When a line of the material has the word "text" in it, copy that line.

====

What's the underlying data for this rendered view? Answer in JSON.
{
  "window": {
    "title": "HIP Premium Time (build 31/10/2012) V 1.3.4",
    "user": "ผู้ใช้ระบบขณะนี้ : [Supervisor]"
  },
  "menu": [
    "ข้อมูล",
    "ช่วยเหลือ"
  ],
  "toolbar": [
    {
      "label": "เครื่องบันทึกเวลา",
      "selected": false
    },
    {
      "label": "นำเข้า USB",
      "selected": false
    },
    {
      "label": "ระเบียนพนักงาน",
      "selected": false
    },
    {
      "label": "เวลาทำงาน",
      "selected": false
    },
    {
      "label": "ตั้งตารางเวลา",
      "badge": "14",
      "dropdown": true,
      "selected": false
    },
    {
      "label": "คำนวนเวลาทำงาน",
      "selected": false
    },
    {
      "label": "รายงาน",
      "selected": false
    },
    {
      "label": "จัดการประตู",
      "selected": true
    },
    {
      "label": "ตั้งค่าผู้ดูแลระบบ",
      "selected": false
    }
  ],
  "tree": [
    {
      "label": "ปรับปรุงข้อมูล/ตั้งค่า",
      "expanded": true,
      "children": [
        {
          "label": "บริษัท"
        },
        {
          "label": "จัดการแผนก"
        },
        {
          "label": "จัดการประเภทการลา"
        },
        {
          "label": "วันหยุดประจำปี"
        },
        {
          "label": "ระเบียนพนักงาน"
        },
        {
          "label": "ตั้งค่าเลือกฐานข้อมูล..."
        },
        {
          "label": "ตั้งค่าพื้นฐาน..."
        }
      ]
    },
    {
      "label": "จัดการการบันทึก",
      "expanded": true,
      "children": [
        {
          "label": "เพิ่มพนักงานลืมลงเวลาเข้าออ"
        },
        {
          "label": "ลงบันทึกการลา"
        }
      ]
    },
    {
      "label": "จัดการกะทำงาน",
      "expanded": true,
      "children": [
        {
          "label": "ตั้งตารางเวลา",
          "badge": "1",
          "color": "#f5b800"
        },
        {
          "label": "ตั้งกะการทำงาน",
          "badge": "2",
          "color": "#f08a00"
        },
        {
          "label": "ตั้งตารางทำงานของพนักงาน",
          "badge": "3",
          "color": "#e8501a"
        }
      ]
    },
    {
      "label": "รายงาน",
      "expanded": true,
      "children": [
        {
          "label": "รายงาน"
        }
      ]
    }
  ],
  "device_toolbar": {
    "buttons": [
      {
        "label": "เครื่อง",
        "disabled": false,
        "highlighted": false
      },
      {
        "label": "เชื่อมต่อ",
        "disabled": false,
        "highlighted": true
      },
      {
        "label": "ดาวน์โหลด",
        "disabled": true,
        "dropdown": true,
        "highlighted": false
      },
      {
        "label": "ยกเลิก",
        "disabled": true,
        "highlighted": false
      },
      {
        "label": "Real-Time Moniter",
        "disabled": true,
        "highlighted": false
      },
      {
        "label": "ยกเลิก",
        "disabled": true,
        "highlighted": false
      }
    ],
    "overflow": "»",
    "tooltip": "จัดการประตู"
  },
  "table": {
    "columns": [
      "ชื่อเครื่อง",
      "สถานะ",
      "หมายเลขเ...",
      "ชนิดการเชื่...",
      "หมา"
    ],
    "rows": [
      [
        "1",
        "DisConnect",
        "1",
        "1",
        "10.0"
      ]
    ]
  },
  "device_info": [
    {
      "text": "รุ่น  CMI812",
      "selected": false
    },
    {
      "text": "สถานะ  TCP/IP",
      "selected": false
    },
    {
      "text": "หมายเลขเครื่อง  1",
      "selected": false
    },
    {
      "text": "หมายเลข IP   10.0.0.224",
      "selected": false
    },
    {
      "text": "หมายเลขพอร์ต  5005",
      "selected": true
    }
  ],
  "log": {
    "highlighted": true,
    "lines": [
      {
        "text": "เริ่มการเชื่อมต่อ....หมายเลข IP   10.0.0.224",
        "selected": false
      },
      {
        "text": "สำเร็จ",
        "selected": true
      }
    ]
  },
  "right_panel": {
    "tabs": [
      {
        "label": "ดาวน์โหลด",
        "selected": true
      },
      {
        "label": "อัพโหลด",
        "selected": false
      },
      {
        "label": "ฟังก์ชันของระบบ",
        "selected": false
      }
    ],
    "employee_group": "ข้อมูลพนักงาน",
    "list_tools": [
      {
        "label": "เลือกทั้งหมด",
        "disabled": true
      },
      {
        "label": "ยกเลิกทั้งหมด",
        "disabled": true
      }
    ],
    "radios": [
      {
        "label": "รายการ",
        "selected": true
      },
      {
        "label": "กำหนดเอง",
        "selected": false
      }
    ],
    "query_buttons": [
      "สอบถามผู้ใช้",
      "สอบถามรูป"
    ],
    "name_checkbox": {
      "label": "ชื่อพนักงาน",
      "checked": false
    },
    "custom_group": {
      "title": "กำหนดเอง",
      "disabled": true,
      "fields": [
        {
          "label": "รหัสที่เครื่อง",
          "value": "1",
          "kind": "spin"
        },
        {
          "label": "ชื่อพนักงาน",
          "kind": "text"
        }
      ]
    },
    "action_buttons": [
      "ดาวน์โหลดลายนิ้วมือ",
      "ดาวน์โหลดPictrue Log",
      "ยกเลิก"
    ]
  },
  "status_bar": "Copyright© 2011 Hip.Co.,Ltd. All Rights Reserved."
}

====

[Exercise answer]
      "text": "รุ่น  CMI812",
      "text": "สถานะ  TCP/IP",
      "text": "หมายเลขเครื่อง  1",
      "text": "หมายเลข IP   10.0.0.224",
      "text": "หมายเลขพอร์ต  5005",
        "text": "เริ่มการเชื่อมต่อ....หมายเลข IP   10.0.0.224",
        "text": "สำเร็จ",
          "kind": "text"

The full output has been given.